The British startup Arborea wants to tackle air pollution in London with BioSolar Leaf technology
The London-based startup Arborea recently announced it has joined forces with the Imperial College London on a pilot project that will aim to address London’s air pollution with the help of BioSolar Leaf technology. It’s an innovative cultivation system that stimulates the growth of microscopic plants like microalgae, diatoms, and phytoplankton on large structures that resemble solar panels. These structures can be installed just about anywhere, including land, buildings, and other developments, where they could be used to purify the surrounding air.
The technology relies on the photosynthesis of these microscopic plants to remove carbon dioxide from the environment and produce breathable oxygen, which it does at a rate equivalent to a hundred trees. In addition to capturing CO2 and generating oxygen, the system also produces a sustainable source of organic biomass, which the company uses to extract nutritious food additives for plant-based food products. “When I founded Arborea my goal was to tackle climate change while addressing the critical issues related to the food system,” says Julian Melchiorri, the founder and CEO of Arborea. “This pilot plant will produce sustainable healthy food additives while purifying the air, producing oxygen and removing carbon dioxide from the surrounding environment.”
Is carbon capture technology finally ready for prime time?
As climate change continues to take its toll across the globe, with extreme weather events like severe heatwaves, deadly wildfires, and massive tropical storms becoming an increasingly common occurrence, researchers are scrambling to find a way to limit global warming to 1.5 degrees Celsius.
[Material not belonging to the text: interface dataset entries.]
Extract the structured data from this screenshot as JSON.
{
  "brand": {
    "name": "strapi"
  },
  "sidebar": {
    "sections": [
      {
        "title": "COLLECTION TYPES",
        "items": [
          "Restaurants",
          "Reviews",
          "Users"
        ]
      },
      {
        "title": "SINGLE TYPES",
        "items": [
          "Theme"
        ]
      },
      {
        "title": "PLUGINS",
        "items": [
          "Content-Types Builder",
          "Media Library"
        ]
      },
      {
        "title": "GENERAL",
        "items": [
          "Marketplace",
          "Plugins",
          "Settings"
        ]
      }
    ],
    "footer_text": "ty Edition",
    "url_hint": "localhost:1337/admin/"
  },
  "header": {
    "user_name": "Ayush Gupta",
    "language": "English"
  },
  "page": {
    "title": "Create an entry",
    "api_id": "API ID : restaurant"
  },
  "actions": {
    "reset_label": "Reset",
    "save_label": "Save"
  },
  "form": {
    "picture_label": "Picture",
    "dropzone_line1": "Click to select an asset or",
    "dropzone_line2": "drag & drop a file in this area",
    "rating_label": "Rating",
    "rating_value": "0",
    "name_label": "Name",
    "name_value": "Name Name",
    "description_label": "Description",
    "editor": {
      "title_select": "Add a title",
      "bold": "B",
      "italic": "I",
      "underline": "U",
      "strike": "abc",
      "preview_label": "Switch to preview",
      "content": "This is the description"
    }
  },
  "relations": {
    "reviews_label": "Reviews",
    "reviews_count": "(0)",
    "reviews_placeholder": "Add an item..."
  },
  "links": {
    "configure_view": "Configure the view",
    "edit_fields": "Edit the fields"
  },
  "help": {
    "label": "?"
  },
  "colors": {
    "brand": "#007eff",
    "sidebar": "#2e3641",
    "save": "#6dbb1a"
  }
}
Of course, the best way to do that would be to simply reduce our greenhouse gas emissions. Unfortunately, throughout its history, humanity has shown little willingness to change its ways until it was too late, and there’s no reason to believe it will be any different this time. So, rather than waiting for their fellow humans to come to their senses, researchers have been working on alternative solutions that would allow us to reverse the effects of climate change, with carbon capture technology emerging as a particularly promising solution.
Long touted as a potential solution to climate change, carbon capture technology never really took off. Even though it has proven effective at the proof of concept level, the technology was simply too expensive and energy-intensive to be a viable solution. However, that’s starting to change, with a number of recent projects offering renewed hope that carbon capture technology could help us prevent environmental disaster. The only potential drawback of this technology is that it could encourage some of the worst polluters to continue on the same path, rather than focusing on finding a way to reduce their own emissions. With that in mind, it’s important that carbon capture is viewed as just one part of the solution, and not the ultimate solution to climate change.